She made some changes during her time at Andrews AFB, and while they may seem small, they showed La Sauce paid attention to the needs not only of the distinguished visitors, but her Airmen as well. One of the changes was adding items to the supply list specifically for women. Even though there were many Congresswomen who came through as passengers, there wasn’t a single item on either the aircraft or in the DV lounge that could accommodate their needs. She also obtained funding to replace a 25-year-old pallet scale with a digital one.
“I could make a difference in cutting out a lot of the unnecessary regulations, and letting the young people give me their ideas on how they would like to do things better,” La Sauce said. “My personality was just right for that squadron.”
She added while some of the senior noncommissioned officers initially didn’t want to work for a woman commander, it didn’t take them long to acknowledge she was the best commander they had ever worked for.
“It was a storybook ending to a perfect career,” she said.
La Sauce was interviewed by the National Museum of the U.S. Air Force in October 2020, after the museum debuted an exhibit dedicated to the 10 women of UPT Class 77-08. They were also inducted into the Women in Aviation International Pioneer Hall of Fame in 2016.
“I’m extremely pleased and honored that our role in history is finally being told,” La Sauce said. “America knows about the women who flew in World War II, and they know about the women fighter pilots, but I’m afraid history has sort of lost any of the stories of my class, my generation.”
When viewing the museum exhibit, she hopes people realize “equality for women took time.”
“Only recently have I taken the time to look back and reflect on my life, career and accomplishments,” La Sauce said. “I realized I was a part of aviation history. I had a fascinating and fulfilling career!”
In addition to conversations with La Sauce, some information for this article was taken from an interview done by Annette Crawford for the Spring 2020 edition of “Daedalus Flyer,” the official magazine of the Daedalians: https://www.daedalians.org/wp-content/uploads/2020/02/2020-spring-Flyer_web.pdf.
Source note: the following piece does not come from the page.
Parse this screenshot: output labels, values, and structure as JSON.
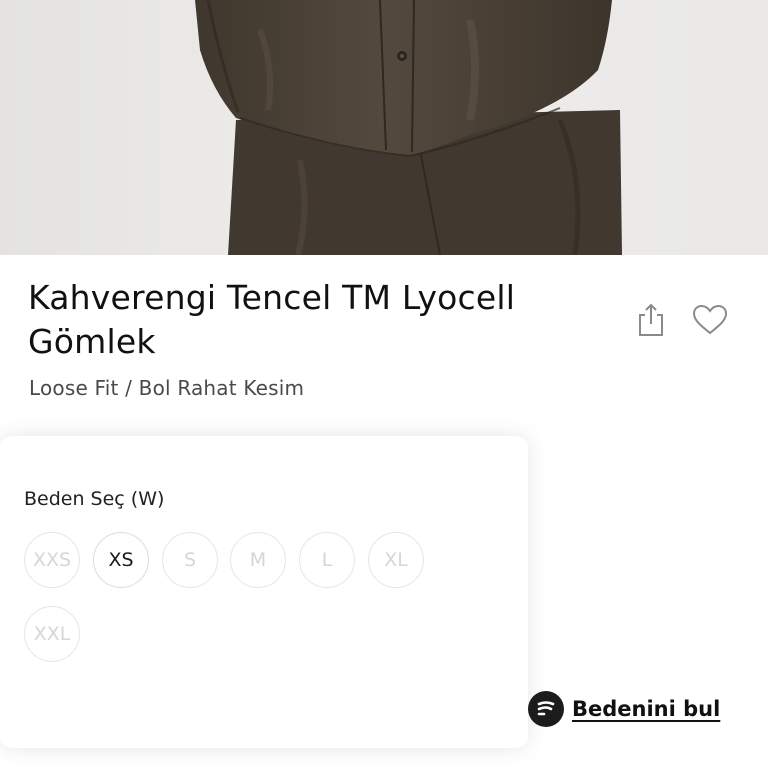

Information was also sourced from an interview with the National Museum of the U.S. Air Force in October 2020: https://www.nationalmuseum.af.mil/Visit/Museum-Exhibits/Fact-Sheets/Display/Article/2383446/women-in-the-air-force-displays-in-cold-war-gallery/.